*Task to carry out:* Using the records beneath, say how many lines contain the word "JSON", without comment.
(Material for this task Opens)
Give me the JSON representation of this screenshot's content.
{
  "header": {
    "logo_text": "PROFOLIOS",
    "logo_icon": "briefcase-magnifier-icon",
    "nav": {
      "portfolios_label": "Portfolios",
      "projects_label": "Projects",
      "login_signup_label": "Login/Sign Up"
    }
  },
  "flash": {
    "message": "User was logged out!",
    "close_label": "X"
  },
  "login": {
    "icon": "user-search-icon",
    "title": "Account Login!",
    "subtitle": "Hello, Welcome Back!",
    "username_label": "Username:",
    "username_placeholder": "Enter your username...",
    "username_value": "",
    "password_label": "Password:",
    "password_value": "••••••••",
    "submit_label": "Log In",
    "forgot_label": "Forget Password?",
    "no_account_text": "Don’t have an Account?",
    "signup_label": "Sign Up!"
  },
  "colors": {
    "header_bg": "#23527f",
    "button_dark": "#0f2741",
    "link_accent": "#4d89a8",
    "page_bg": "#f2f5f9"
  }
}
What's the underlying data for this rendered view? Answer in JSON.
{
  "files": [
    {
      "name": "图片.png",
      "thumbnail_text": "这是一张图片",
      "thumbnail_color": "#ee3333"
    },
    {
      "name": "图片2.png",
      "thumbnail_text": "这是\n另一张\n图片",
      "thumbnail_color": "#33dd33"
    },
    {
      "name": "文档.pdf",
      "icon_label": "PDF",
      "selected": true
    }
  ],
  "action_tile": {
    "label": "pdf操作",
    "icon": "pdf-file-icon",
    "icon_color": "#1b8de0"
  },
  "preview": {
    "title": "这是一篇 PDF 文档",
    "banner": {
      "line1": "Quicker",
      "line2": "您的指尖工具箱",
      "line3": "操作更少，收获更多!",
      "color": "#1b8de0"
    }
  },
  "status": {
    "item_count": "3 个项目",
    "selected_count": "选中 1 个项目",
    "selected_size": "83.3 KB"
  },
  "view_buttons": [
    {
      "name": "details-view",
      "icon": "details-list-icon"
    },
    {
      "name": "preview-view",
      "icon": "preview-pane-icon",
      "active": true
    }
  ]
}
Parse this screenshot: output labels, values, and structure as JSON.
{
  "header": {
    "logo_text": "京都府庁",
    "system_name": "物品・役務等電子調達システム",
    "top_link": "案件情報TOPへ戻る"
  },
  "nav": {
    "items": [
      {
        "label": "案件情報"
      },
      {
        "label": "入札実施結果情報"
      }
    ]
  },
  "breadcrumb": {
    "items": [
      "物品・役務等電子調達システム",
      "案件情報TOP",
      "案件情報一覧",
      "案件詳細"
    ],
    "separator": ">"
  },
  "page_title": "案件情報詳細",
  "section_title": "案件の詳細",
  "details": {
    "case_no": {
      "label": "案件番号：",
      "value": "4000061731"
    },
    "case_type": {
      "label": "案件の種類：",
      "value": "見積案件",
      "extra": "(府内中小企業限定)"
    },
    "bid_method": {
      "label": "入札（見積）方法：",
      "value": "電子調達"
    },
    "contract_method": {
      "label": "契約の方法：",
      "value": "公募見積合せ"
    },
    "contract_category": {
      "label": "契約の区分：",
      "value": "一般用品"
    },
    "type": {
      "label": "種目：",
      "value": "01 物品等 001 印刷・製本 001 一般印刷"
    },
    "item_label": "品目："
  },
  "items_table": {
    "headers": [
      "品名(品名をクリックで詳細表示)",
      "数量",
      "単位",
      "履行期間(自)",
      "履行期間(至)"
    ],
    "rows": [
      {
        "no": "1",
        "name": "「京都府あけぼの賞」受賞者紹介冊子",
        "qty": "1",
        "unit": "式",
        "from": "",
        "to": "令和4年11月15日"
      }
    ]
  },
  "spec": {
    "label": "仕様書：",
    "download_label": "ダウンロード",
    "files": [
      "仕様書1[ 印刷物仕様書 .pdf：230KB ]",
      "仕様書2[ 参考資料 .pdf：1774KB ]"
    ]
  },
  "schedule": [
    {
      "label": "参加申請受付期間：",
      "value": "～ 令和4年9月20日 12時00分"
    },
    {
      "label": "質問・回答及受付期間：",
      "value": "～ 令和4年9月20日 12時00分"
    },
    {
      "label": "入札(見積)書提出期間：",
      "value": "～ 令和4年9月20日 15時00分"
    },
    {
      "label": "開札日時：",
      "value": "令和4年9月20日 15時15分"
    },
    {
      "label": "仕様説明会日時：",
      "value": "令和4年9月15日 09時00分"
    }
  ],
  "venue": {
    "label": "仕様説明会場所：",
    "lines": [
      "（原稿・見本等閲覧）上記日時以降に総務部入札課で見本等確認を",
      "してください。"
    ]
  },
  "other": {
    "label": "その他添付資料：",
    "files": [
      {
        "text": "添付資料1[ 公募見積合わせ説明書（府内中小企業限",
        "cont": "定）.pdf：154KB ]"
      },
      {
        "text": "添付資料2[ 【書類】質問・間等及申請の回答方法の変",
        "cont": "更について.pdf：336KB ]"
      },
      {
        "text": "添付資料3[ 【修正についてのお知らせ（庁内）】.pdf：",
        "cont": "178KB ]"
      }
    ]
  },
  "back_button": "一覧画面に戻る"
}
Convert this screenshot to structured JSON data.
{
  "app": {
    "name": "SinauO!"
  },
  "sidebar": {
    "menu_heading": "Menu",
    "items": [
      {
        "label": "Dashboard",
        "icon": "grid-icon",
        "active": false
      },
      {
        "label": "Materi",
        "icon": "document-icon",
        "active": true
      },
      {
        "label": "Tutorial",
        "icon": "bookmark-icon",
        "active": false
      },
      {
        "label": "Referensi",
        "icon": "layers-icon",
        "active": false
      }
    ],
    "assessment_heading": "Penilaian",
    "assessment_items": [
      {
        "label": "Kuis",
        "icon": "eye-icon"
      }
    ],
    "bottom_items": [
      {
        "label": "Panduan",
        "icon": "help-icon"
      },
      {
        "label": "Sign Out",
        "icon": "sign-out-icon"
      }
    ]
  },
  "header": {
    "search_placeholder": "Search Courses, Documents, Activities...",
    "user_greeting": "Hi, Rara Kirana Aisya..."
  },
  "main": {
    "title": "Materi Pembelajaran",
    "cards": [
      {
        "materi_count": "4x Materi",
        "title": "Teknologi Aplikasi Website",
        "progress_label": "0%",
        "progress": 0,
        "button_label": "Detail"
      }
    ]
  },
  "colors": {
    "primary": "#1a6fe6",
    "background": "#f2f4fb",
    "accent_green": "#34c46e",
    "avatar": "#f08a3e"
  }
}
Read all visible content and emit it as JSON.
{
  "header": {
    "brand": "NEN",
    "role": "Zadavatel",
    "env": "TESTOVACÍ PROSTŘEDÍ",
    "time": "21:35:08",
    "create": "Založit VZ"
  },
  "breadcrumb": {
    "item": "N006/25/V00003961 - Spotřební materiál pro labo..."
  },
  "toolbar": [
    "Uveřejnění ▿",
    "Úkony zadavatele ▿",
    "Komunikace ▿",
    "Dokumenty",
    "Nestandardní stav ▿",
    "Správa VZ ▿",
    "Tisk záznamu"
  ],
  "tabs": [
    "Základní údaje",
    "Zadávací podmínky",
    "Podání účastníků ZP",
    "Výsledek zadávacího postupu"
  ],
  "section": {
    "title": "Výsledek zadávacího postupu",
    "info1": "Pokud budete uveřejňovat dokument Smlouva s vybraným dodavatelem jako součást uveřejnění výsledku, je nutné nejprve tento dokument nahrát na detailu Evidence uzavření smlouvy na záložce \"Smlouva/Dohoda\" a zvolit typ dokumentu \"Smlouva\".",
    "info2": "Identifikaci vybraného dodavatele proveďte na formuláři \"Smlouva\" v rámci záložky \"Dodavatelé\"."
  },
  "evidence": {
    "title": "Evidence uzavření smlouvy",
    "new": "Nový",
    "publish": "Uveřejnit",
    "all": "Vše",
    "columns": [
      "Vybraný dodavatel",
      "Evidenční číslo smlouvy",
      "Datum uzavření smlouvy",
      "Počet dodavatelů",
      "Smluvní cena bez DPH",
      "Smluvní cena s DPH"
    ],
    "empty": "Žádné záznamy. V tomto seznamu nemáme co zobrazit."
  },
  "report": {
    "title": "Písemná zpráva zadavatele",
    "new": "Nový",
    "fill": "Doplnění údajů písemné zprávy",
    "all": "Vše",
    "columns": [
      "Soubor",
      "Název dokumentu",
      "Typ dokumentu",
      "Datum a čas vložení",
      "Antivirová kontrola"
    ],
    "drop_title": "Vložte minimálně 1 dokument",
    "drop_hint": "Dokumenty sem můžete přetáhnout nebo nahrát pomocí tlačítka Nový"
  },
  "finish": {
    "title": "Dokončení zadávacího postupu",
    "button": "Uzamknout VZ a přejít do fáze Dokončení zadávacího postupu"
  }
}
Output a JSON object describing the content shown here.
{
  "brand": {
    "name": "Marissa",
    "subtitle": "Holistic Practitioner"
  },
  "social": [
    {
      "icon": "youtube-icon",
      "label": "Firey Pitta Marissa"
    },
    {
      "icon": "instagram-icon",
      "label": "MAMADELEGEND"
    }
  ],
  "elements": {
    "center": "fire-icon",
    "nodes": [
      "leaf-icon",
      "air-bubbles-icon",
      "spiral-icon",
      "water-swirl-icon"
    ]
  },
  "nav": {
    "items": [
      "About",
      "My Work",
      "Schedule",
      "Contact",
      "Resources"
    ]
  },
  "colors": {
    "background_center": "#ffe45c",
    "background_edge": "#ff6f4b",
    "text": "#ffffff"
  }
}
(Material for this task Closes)
*Solved exercise:* 6